By Amy Kalman, RN
Cindy (my cancer surviving friend I’ve told you about) lost her husband (and my longtime friend) Max to glioblastoma, a malignant brain cancer. My fondest childhood memories of Max involve computers and antennas and communication with techies far from home via ham radio. The world lost Max after a sustained period of treatment during which he suffered seizures, required assisted mobility, and lost the ability to speak.
So many people survive and beat cancer diagnosis and treatment on a daily basis, but the fact remains that some of our loved ones will die before successful treatment is found. Friends and family must cope with an enormous loss once those lives end. Cindy asked me to tell you (after reading the blog about her) that there is a difference between losing a chosen best friend and soul mate versus other relationship losses — like a parent or, even more difficult, a child.
She explains: “losing your spouse is like accidentally cutting yourself with a really sharp knife while cooking…it happens so quickly you don’t realize it until you’re bleeding. It keeps bleeding, so you get stitches. And then the stitches come out. And then a scab forms. And pieces of the scab fall off. And you bleed and re-scab. The wound finally heals into a scar. As time passes, it doesn’t hurt like it used to, but it’s a constant reminder of the accident. The physical pain goes away and you don’t remember it as badly as when it happened.”
Cindy then told me a story about one time she was playing mahjong (a Chinese game using dozens of tiles that my mother plays and I’ll never understand) with a few friends. Two women playing had also lost their husbands to cancer. The host begins to tell everyone the story of a woman she knew whose husband had recently died. Organizing their beautifully colored, shiny, noisy tiles, the two women were whispering and laughing. The host wanted to know what was so funny. They turned to her and said “now she’s in the DHC too!” referring to their tongue-in-cheek name for those who have lost spouses.

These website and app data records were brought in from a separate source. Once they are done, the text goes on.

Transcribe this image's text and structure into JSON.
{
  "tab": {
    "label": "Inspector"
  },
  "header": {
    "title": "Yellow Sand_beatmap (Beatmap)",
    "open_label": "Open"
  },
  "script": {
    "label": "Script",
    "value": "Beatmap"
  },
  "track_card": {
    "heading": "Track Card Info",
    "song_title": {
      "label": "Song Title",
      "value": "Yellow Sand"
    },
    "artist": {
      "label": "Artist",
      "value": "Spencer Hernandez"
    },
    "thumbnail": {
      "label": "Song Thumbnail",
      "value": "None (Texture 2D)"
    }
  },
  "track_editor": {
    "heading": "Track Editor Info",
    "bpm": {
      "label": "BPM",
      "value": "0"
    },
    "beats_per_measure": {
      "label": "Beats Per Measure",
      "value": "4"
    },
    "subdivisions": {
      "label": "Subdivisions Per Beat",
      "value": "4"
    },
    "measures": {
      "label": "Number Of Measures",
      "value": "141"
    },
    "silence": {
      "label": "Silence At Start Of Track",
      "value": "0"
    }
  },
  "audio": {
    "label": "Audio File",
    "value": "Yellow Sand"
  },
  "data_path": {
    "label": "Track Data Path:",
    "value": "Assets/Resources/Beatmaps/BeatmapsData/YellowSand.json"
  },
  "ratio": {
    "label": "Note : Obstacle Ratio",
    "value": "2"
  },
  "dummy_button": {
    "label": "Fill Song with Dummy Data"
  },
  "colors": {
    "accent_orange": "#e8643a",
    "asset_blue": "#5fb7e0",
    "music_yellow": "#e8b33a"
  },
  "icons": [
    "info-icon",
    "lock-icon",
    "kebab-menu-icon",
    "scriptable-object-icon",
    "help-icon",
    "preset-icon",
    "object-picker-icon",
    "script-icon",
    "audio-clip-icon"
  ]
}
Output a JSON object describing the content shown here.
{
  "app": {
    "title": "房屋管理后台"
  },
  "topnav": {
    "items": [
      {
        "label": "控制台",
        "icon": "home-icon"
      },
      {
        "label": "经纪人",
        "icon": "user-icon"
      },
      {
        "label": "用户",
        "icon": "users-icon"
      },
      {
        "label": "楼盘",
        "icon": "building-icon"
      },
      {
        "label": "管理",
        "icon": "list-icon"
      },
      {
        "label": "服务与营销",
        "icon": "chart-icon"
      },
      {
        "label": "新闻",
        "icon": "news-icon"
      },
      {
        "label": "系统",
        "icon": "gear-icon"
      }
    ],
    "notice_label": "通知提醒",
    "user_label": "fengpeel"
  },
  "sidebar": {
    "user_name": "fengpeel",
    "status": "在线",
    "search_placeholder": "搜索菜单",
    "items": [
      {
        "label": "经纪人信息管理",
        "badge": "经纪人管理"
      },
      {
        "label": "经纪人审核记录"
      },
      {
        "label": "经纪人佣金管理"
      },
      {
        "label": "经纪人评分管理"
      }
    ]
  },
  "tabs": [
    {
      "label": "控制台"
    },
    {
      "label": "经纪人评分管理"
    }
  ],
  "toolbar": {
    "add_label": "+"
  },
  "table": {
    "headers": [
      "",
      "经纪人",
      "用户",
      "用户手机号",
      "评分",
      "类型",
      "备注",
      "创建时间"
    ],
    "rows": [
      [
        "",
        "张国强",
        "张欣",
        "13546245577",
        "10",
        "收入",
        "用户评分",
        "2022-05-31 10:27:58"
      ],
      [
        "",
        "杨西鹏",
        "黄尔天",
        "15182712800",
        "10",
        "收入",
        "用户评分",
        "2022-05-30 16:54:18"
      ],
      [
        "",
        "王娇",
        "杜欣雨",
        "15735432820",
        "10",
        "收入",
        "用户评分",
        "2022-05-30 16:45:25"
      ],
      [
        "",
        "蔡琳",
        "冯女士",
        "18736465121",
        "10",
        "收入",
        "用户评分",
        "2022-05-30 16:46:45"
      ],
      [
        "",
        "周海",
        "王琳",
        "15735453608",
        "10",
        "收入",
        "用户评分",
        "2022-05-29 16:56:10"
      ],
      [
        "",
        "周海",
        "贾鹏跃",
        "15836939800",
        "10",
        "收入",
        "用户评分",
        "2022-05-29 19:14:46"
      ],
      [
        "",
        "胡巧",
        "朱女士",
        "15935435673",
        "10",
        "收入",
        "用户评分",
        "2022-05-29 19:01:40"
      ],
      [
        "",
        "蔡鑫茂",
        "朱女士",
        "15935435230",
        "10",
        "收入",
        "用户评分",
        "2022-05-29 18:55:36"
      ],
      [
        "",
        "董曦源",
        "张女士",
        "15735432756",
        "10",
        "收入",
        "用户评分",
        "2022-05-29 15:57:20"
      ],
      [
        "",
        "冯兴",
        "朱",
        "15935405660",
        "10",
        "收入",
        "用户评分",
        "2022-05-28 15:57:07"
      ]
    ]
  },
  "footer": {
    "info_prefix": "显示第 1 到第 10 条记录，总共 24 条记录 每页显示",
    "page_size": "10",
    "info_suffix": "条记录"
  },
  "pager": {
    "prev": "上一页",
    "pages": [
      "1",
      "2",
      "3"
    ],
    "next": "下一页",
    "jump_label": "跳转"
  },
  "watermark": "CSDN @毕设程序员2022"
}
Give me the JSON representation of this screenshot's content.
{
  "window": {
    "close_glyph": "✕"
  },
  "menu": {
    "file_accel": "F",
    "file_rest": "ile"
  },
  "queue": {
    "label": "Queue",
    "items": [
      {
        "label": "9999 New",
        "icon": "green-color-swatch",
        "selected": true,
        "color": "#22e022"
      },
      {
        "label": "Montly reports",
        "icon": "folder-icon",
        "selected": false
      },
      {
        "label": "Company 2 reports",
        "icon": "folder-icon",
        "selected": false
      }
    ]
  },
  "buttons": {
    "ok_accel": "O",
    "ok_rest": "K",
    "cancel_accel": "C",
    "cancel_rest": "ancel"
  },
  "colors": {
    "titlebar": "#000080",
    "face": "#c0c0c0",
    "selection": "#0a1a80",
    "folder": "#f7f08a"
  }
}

The story left me speechless. Cindy saw my facial expression and reassured me: the bad memories sink, and the good memories rise to the surface, blurring your vision from the pain of history. It’s important to allow yourself time to feel and experience grief. Because with loss of loved ones comes strength in healing. Enough even to joke. But she’ll also tell you, she’d give anything to have her husband back, instead of just the memories.